Individual Retirement Accounts (IRAs) are excellent plans to build retirement savings. Depending on the type of IRA that you choose, contributions can be tax deductible and grow tax deferred or even tax free. There are three types of retirement accounts that are commonly used to accomplish your retirement goals; the Traditional IRA, Roth IRA, and SEP-IRA. To make things even better, the IRS recently announced new maximums for qualified plans for contributions counting in 2005 as an added incentive to invest for your retirement.
The Traditional IRA- In 2004, the annual contribution limit was set at $3,000. However, this was raised to $4,000 for contributions that are counted in 2005. Contributions are fully tax deductible if you do not participate in an employer retirement plan. Single tax-payers who participate in an employer retirement plan must earn a gross income of no more than $50,000 to earn a full deduction. Investments grow tax deferred with earnings taxed only at withdrawal.
The Roth IRA- Annual contribution maximums are the same for both Traditional and Roth IRAs. Contributions to the Roth IRA are not tax deductible.
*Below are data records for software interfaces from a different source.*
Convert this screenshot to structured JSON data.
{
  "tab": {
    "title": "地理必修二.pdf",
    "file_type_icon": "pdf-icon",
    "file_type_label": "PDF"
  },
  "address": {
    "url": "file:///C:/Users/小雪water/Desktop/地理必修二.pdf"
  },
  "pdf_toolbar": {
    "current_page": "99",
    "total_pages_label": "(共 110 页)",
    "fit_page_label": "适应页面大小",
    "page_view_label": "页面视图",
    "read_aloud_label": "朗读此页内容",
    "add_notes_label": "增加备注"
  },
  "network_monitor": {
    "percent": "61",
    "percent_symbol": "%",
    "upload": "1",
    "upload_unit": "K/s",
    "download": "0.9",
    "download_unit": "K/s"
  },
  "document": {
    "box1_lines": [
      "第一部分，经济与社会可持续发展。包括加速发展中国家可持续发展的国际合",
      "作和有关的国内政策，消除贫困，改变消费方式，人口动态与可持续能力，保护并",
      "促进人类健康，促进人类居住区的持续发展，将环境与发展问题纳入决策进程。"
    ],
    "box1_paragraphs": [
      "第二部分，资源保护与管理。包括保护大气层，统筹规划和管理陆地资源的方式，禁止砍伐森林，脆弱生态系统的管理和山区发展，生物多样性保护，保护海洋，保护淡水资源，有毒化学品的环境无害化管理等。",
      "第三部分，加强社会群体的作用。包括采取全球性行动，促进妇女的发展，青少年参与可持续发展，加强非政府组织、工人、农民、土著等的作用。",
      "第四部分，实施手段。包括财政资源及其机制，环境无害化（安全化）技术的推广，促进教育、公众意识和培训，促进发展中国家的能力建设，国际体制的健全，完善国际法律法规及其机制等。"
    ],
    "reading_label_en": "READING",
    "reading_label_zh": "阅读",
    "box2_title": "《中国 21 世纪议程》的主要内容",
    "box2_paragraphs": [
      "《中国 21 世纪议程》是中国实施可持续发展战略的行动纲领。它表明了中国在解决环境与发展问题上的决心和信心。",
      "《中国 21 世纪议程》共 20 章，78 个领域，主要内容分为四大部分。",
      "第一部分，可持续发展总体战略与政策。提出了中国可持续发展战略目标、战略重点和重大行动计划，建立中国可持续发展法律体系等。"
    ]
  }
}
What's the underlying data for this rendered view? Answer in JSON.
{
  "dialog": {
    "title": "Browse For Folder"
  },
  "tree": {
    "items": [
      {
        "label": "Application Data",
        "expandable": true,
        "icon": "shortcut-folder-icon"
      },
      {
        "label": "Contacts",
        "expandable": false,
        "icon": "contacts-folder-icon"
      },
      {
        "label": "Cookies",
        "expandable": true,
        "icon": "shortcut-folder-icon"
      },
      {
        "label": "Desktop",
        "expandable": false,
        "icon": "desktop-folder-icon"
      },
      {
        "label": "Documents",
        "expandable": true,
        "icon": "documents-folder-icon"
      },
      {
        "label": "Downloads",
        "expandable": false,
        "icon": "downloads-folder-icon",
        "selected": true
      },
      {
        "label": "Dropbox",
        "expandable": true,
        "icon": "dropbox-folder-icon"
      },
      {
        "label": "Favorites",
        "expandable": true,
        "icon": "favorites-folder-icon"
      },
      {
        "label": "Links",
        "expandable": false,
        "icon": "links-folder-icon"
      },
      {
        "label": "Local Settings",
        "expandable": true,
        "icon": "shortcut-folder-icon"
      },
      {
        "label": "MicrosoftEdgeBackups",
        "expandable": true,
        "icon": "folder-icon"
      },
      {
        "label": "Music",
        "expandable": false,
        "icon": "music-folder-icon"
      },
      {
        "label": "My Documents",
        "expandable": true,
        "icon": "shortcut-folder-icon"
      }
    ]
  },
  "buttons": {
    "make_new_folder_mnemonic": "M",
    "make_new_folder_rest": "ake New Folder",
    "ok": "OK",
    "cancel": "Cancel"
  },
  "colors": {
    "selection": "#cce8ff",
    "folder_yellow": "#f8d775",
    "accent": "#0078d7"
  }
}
However, contributions and earnings can be withdrawn free of tax and investors are not required to take minimum distributions after age 70 ? as they would be under a Traditional IRA. Single investors must earn no more than $95,000 annually to be eligible for a full contribution.
The SEP-IRA- This plan is available to self employed individuals who normally do not fall into the low income category. These self employed individuals can contribute 20% of net income or $42,000, whichever is less. Similar to the Traditional IRA, contributions are tax deferred. However, the SEP-IRA allows participants to invest larger quantities toward retirement.
There is no better time than the present to begin planning for a financial stable retirement. To learn more about these opportunities or to begin investing for your retirement, contact email@example.com and be sure to visit http://www.valueview.net
Scott Pearson is an investment advisor, writer, editor, instructor, and business leader. As President and Chief Investment Officer of Value View Financial Corp., he offers investment management services to a wide variety of clients. His own newsletter, Investor's Value View, is distributed worldwide and provides general money tips and investment advice to readers both internationally, and in the U.S.